The sit-on-top kayaks tend to be more agile and you can move around much easier without your legs being restricted to the inside of the kayak. There is room inside for storage and you can move around while casting and retrieving much easier.
What type of water will you be using the kayak in mostly?
Some kayaks are designed for stability and some are designed for maneuverability and speed. Wider, flatter kayaks will be more stable but you’ll lack speed due to their design.
Other kayaks are narrow and have fine contours that are designed for agility and speed. These are for more experienced kayakers who plan to be encountering rough water or fast, roiling currents.
If you plan on fishing calm ponds and lakes, you will likely want a more stable kayak so you can move around without tipping. If it’s a wider kayak, you may even be able to stand and fish.
Of course, there is a wide range of both kayaks from high end to low-end beginner kayaks.
Beginner level low-end range: $150 – $500
These beginner level kayaks under $500 will have few amenities such as waterproof storage compartments and rail guides. The seats are not designed for long-term kayak trips and are not as comfortable as the high-end models.
The construction of the kayak will likely be a hollow hull design which can make it a little tougher to steer in a straight line.
Experienced/Advanced level high-end range: $500+
Once you get in this range your options open up greatly. Common amenities include ample storage, a solidly constructed hull, rail guides, superior seat design and more.
These kayaks are designed with the avid kayaker in mind so you will notice a difference if you are an experienced paddler.

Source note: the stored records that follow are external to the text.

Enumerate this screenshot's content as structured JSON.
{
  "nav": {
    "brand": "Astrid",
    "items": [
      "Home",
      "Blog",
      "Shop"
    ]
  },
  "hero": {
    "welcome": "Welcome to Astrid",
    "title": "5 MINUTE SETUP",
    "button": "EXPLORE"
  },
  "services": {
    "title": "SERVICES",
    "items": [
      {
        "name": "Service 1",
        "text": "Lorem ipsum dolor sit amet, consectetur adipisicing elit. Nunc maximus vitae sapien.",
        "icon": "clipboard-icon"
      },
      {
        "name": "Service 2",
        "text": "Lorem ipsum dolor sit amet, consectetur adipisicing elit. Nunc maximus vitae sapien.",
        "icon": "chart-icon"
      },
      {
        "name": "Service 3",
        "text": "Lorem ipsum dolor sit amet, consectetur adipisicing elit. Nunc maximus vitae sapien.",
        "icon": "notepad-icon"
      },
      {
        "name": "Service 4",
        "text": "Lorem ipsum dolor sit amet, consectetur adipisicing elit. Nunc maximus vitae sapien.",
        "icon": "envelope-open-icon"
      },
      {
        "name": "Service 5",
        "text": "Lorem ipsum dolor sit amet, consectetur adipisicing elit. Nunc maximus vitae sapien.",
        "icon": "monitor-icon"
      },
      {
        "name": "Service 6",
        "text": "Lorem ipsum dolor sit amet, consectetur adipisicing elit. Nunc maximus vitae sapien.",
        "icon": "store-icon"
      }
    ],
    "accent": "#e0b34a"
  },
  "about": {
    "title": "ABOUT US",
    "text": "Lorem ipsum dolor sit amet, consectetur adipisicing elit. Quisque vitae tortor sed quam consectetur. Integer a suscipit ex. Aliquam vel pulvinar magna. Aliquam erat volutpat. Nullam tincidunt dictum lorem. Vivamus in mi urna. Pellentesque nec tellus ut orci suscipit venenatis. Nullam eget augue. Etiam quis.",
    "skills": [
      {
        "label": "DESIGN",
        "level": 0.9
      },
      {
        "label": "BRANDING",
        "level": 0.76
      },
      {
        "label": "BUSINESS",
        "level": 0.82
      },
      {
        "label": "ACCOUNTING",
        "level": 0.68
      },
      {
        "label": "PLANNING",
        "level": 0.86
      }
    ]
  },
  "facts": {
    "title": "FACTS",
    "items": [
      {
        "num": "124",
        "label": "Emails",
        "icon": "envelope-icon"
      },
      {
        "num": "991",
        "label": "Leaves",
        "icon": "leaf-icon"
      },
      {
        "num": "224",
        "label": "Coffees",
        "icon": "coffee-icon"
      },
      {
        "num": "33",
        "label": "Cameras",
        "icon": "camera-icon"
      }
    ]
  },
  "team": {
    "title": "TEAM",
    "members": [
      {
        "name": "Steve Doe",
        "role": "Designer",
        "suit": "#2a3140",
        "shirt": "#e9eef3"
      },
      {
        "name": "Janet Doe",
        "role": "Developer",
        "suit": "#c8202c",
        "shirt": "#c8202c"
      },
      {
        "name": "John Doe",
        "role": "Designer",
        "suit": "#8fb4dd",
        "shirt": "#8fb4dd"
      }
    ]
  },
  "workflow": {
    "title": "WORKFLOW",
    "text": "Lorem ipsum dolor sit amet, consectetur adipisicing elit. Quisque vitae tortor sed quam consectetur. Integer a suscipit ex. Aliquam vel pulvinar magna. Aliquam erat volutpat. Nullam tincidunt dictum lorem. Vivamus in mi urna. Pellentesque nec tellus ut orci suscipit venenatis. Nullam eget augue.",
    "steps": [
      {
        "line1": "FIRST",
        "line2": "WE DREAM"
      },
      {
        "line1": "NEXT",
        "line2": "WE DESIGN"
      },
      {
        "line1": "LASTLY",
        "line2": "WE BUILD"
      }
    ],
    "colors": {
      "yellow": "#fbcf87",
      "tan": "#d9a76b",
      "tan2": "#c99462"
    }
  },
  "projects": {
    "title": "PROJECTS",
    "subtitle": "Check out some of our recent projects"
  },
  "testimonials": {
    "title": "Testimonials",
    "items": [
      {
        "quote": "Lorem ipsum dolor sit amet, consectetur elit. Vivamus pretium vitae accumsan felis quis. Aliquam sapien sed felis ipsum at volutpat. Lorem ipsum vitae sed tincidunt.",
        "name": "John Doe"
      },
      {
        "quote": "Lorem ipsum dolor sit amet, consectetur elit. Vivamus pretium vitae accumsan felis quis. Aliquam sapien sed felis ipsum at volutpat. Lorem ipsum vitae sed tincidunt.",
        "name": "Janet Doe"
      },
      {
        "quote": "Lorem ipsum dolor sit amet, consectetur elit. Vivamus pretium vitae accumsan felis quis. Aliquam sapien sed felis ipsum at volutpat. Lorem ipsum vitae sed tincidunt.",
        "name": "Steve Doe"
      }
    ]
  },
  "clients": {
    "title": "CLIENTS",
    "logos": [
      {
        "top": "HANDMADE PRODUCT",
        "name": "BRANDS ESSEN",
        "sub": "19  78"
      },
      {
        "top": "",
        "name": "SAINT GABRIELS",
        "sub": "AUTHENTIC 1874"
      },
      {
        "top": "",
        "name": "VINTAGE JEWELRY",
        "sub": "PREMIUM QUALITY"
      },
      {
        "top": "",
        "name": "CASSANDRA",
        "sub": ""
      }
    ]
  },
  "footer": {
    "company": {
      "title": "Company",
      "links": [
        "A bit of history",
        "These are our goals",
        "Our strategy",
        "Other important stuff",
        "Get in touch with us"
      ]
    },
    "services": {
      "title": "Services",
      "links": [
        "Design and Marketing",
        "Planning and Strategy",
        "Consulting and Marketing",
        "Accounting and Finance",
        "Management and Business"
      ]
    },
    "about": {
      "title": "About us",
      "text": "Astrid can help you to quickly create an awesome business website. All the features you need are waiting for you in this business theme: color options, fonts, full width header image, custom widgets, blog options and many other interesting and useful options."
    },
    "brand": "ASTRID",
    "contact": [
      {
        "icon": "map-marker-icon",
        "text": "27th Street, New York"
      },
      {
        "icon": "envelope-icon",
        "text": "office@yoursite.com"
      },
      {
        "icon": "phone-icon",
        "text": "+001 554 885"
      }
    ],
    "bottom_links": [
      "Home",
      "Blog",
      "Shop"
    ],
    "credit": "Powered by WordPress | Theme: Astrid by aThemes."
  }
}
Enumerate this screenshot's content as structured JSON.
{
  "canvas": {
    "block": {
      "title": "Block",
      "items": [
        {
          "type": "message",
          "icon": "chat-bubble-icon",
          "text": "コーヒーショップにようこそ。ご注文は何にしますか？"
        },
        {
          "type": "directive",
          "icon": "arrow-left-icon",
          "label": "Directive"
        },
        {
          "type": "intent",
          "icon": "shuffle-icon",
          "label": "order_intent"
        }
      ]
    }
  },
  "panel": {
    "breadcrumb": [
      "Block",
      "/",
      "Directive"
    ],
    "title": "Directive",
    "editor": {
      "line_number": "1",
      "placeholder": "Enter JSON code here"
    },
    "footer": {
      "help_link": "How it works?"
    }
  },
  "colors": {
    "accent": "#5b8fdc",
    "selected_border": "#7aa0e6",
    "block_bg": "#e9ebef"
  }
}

If you plan on using your kayak on a regular basis its probably worth spending the extra money for one that will grow with you. If it’s going to sit in the garage most of the year, the cheaper kayaks will be just fine.